Yes. Viral load is the amount of HIV in the blood of someone who has HIV. If taken as prescribed, HIV medicine can reduce a persons HIV viral load very low level, which keeps the immune system working and prevents illness. This is called viral suppression, defined as having less than 200 copies of HIV per milliliter of blood.
HIV medicine can also make the viral load so low that a standard lab test cant detect it. This is called having an undetectable level viral load. Almost everyone who takes HIV medicine as prescribed can achieve an undetectable viral load, usually within 6 months after starting treatment.
As noted above, people with HIV who take HIV medicine as prescribed and get and keep an undetectable viral load can live long and healthy lives and will not transmit HIVto their HIV-negative partnersthrough sex.

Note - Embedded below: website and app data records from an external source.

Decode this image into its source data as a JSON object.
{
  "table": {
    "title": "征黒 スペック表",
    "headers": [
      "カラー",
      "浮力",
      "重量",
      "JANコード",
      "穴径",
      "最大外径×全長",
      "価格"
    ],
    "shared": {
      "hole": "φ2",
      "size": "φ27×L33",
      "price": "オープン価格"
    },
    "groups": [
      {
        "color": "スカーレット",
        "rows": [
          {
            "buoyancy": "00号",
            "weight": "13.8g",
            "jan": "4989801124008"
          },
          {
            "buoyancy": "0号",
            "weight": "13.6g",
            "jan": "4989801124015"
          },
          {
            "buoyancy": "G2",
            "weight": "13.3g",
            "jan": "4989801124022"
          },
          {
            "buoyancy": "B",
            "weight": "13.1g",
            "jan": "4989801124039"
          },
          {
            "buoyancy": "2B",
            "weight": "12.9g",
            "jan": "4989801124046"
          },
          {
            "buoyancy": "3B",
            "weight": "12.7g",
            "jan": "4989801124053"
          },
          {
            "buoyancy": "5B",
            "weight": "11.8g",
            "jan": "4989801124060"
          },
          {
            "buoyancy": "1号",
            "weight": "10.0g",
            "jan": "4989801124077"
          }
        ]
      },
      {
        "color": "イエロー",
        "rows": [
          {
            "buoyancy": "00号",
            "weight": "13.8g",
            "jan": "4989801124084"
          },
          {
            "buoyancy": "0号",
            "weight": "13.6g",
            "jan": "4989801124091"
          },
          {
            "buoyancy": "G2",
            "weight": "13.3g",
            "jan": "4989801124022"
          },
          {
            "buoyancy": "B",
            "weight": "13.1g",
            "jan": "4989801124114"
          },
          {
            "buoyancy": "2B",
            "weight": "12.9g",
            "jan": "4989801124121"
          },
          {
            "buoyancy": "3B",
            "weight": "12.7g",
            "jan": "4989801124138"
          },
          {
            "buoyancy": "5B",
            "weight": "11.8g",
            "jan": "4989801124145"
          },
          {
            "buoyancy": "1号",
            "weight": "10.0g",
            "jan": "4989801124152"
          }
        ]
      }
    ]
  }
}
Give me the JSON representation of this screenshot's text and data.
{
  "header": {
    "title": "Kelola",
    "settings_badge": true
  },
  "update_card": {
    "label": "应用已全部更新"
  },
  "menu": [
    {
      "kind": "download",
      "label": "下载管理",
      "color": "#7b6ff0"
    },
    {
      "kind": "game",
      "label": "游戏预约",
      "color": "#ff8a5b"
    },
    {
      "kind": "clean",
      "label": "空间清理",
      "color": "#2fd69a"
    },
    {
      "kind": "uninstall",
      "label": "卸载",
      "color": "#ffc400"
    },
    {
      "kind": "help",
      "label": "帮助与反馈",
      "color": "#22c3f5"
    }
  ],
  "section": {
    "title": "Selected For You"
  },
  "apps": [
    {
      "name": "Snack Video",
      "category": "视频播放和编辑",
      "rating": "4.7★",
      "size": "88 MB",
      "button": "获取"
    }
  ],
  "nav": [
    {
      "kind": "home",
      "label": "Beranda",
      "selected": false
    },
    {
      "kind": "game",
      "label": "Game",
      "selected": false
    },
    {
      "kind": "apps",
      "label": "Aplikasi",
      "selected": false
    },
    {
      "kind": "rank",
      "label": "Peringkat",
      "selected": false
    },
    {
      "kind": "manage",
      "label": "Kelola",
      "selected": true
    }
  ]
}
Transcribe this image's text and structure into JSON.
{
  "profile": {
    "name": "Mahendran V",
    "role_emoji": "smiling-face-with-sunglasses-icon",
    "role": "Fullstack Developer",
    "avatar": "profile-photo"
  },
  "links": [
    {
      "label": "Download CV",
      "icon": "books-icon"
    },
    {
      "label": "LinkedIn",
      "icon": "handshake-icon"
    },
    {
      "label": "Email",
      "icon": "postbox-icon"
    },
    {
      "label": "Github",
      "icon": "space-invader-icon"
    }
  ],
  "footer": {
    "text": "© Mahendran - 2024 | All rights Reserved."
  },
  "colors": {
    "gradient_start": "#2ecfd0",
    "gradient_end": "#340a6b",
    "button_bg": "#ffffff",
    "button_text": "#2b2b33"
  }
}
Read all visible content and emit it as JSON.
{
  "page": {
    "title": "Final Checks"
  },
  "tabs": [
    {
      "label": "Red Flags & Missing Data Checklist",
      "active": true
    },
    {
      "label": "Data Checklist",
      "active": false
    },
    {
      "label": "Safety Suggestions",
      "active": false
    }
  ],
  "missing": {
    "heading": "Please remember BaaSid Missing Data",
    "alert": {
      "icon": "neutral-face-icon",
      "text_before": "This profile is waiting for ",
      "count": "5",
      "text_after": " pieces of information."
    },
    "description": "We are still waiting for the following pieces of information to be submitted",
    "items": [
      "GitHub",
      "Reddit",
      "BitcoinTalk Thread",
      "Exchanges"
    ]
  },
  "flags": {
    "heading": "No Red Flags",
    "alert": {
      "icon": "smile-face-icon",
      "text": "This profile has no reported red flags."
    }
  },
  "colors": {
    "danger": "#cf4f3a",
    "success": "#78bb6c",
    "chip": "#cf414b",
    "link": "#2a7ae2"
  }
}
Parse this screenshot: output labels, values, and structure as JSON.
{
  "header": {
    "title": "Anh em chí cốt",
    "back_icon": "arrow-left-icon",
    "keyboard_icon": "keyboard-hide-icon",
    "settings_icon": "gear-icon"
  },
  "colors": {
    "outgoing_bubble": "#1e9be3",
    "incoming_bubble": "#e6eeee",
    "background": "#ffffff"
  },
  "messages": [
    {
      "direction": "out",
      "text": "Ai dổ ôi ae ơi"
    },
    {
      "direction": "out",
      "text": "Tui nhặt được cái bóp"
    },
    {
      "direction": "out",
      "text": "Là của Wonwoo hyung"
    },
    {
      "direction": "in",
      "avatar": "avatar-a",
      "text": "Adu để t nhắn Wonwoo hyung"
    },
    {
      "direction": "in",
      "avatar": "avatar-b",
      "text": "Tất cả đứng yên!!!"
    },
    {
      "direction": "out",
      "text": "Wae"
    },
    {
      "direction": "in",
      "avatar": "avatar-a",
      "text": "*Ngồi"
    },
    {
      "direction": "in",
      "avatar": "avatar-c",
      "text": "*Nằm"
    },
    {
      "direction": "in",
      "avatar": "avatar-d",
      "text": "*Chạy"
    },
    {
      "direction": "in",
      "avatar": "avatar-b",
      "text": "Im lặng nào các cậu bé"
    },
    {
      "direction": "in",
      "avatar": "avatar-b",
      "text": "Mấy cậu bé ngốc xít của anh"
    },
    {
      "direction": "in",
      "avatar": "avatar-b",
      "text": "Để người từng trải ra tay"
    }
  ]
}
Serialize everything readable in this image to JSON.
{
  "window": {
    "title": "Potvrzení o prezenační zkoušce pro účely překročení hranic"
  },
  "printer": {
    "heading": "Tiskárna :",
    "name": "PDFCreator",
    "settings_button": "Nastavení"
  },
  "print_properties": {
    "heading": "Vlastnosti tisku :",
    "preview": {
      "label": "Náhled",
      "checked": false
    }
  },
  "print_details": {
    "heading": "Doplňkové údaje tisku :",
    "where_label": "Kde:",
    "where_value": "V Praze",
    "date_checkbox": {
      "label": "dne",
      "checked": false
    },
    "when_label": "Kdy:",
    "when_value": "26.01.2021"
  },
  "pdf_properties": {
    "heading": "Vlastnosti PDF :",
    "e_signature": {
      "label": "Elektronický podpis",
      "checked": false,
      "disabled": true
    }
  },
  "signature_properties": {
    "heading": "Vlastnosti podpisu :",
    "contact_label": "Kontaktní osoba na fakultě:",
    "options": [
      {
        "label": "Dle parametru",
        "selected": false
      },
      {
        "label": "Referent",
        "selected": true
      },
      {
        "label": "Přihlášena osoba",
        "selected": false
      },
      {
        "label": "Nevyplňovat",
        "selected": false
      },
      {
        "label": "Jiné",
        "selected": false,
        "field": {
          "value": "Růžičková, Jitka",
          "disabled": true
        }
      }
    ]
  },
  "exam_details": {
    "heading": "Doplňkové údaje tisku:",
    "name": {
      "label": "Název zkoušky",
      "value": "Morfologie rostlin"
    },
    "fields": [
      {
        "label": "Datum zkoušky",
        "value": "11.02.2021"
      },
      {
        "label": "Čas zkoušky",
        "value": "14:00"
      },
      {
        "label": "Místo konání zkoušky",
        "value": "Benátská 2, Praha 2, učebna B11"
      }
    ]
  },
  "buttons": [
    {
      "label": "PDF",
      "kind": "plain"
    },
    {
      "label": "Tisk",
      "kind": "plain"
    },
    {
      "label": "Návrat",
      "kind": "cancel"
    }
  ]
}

HIV medicine is a powerful tool for preventing sexual transmission of HIV. But it works only if the HIV-positive partner gets and keeps an undetectable viral load. Not everyone taking HIV medicine has an undetectable viral load. To stay undetectable, people with HIV must take HIV medicine as prescribed and visit their health care provider regularly to get a viral load test. Learn more.